These employers are not allowed to discriminate in hiring, firing, promotions, assignments or any aspect of employment.

Unfortunately, there are still instances in which national origin discrimination happens. The Equal Employment Opportunity Commission (EEOC) is the federal agency that enforces our nation’s anti-discrimination laws. It provides some examples of what national origin discrimination may look like:

  • Discrimination based on the person’s appearance, customs or language
  • Discrimination based on the employer’s perception of the person’s national origin
  • Discrimination based on association with a particular national origin group — for example, attendance at a particular school or having a particular last name
  • Discrimination based on accent, unless the accent actually interferes with the person’s ability to do the job
  • Harassment based on national origin, including ethnic slurs, comments about immigration status, making fun of a person’s accent, or other actions that create an intimidating, hostile or offensive working environment
  • Requirements that English be the only language spoken on the job unless the employer can prove this is justified by a business necessity
  • Discrimination based on citizenship status
  • Actions that have a disparate impact upon people based on their national origin, including minimum height requirements, high school diploma requirements, and bars against people with criminal records, unless the employer can show that these are related to the job and are necessary for the company to operate safely or efficiently
  • Retaliation for making a good faith discrimination complaint or for participating in a discrimination or harassment investigation.

It is also illegal to discriminate against immigrants based on the other classes protected by federal law.

If I suspect national origin discrimination, what should I do?

In America, you have the right to work without being subject to employment discrimination. If you think your employer has discriminated against you, you may be able to stop the discrimination and keep your job. Or, you may be able to force the company to pay you money.

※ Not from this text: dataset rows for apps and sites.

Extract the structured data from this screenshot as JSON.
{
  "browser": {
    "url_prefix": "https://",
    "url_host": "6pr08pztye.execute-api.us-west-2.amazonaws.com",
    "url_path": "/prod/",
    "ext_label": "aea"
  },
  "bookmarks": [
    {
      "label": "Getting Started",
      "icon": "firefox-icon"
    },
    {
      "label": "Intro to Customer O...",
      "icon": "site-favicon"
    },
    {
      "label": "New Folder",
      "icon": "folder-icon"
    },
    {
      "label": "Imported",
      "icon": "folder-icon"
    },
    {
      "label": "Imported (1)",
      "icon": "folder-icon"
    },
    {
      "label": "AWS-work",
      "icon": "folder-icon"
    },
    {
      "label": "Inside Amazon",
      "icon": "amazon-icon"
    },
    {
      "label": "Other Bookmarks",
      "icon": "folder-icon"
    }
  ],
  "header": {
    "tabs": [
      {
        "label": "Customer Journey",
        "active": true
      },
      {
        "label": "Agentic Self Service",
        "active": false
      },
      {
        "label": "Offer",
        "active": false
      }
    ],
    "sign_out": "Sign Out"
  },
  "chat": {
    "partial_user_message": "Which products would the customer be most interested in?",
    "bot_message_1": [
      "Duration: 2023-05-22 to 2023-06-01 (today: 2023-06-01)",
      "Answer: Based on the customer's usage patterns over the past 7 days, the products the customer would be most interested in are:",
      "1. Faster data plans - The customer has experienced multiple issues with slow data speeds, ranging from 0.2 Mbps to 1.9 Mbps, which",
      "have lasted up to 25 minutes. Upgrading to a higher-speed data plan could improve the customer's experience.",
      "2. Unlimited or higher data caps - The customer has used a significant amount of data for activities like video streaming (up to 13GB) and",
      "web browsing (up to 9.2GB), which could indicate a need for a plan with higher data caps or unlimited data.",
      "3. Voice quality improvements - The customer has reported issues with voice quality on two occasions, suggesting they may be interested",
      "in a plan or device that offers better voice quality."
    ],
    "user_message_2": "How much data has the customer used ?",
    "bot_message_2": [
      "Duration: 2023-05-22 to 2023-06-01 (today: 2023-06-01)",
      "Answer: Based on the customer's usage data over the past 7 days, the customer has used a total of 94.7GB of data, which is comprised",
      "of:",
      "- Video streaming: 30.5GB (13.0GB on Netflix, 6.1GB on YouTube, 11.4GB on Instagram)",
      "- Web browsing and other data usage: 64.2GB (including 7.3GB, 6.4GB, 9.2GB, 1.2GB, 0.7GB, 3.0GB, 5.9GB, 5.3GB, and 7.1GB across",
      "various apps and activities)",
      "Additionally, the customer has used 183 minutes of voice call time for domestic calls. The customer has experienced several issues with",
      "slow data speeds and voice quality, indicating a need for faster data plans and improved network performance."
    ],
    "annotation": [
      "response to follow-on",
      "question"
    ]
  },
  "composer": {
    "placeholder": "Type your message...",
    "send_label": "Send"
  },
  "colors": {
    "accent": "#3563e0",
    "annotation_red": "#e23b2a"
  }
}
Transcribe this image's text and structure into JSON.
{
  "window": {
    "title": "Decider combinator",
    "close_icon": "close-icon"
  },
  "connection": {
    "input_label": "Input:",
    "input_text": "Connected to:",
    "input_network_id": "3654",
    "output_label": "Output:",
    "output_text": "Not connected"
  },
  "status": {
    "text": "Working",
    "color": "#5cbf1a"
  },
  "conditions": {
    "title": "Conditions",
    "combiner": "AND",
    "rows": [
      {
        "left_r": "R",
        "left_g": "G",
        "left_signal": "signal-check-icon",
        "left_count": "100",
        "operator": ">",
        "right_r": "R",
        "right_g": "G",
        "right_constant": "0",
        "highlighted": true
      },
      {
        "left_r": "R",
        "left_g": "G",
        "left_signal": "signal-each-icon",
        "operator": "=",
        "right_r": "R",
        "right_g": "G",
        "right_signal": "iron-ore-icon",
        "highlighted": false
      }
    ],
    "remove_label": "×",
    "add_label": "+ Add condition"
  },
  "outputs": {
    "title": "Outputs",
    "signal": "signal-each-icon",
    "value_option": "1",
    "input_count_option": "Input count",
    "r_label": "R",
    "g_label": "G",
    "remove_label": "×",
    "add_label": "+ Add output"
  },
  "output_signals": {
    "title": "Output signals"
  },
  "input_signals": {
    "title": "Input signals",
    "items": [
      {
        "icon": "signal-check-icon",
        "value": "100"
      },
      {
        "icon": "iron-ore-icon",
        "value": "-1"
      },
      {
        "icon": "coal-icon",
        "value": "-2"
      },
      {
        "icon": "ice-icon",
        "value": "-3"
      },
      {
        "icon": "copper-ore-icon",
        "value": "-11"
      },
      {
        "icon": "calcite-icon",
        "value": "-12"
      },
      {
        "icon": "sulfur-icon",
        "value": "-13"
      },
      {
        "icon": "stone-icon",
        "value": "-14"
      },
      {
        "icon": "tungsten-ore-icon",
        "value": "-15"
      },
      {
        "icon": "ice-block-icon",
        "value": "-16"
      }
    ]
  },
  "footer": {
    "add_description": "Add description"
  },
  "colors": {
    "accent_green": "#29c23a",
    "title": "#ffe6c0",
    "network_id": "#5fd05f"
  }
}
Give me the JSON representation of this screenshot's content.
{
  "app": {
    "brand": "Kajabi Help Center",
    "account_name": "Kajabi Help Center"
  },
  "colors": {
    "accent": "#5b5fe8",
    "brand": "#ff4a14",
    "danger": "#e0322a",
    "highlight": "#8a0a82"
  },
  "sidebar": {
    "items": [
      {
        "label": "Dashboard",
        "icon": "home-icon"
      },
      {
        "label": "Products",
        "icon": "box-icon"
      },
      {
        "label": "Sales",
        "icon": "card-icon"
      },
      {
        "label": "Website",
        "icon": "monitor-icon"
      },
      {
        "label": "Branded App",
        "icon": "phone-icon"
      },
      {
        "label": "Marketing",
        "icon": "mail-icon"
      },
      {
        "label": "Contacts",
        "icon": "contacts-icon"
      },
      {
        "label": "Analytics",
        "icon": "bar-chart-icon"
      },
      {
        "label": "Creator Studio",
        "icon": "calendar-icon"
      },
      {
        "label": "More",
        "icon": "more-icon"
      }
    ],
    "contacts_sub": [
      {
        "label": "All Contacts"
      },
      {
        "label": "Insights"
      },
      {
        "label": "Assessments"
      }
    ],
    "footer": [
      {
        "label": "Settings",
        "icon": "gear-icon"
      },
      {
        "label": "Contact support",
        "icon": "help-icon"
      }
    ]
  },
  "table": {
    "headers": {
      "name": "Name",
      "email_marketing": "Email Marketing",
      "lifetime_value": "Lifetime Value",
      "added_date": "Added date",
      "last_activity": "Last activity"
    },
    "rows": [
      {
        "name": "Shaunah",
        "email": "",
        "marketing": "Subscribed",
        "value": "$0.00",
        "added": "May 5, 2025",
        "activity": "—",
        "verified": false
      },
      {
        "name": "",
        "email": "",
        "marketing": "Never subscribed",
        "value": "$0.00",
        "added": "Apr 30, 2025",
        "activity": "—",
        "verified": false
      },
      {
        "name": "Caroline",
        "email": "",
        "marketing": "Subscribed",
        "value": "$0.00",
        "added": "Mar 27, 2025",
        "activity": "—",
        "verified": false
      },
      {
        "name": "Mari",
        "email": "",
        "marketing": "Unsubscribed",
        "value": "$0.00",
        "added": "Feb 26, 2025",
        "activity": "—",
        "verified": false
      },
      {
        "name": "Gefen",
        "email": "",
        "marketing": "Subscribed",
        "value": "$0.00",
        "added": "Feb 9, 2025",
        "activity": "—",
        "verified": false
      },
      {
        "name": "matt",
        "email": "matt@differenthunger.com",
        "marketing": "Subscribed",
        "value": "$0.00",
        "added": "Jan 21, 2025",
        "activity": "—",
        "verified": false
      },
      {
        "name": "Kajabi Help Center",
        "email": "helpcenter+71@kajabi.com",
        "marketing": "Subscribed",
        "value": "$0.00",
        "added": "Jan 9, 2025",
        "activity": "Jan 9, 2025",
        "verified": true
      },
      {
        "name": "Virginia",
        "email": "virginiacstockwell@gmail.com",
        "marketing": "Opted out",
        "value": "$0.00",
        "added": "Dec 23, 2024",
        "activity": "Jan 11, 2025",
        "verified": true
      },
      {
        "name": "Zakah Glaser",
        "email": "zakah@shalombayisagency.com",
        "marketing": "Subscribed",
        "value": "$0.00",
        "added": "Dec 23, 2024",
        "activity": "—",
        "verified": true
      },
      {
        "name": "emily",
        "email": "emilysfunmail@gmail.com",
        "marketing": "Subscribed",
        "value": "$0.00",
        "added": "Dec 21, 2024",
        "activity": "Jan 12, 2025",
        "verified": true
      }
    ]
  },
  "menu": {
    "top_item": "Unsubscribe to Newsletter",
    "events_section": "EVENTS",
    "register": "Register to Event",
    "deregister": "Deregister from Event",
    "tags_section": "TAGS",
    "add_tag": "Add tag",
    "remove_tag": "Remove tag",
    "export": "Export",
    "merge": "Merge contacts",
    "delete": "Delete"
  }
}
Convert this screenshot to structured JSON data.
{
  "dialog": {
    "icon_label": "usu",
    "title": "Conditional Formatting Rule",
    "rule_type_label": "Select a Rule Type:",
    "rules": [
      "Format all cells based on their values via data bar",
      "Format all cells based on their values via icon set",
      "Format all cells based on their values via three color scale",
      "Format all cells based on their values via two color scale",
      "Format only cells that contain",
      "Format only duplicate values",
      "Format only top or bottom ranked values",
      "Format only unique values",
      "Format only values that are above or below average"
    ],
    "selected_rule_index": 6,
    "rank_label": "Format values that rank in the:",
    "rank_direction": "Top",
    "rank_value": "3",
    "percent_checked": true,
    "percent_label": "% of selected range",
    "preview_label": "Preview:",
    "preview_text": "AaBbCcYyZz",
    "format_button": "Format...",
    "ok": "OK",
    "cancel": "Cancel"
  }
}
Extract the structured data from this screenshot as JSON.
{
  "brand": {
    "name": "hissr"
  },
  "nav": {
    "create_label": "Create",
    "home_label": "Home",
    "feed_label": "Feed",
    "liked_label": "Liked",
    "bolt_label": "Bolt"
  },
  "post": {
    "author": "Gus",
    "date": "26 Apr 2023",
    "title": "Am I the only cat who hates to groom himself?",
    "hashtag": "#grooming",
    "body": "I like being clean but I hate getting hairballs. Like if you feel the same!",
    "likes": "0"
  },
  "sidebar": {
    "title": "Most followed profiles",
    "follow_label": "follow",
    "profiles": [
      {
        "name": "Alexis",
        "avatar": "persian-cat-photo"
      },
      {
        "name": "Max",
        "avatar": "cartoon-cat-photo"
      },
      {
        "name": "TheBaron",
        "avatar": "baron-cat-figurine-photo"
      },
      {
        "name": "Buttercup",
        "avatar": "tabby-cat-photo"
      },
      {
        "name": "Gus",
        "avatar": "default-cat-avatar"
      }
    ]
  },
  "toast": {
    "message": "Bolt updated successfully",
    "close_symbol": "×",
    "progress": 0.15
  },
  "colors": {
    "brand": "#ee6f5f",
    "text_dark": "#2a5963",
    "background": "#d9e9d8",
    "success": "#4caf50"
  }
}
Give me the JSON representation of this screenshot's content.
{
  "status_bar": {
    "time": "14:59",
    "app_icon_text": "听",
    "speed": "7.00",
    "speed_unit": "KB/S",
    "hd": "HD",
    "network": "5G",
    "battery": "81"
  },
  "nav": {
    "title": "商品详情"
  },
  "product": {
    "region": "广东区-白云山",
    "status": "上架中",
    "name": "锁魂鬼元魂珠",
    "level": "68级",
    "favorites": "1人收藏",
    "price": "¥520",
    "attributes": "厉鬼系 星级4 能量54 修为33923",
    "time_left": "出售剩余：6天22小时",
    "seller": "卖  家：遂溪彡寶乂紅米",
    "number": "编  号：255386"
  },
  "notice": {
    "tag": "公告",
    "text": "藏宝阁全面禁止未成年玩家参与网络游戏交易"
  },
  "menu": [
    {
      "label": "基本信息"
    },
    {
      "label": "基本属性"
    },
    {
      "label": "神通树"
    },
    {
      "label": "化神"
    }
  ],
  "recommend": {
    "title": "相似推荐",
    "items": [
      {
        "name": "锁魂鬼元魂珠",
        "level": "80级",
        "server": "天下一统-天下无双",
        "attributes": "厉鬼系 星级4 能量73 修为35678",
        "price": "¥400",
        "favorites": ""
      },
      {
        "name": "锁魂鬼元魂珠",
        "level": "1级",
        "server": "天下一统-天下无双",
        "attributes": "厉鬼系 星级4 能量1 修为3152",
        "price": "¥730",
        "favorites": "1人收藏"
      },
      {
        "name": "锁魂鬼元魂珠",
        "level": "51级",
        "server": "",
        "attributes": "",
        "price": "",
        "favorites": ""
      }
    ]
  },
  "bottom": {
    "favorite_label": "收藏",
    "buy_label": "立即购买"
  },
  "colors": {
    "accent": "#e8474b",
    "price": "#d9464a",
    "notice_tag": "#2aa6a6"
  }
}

You should talk to an attorney before taking any steps at work. Your attorney can help you determine whether national origin discrimination has occurred and what to do about it. This could include filing a complaint with the company, filing a complaint with a state or federal agency, or filing a lawsuit.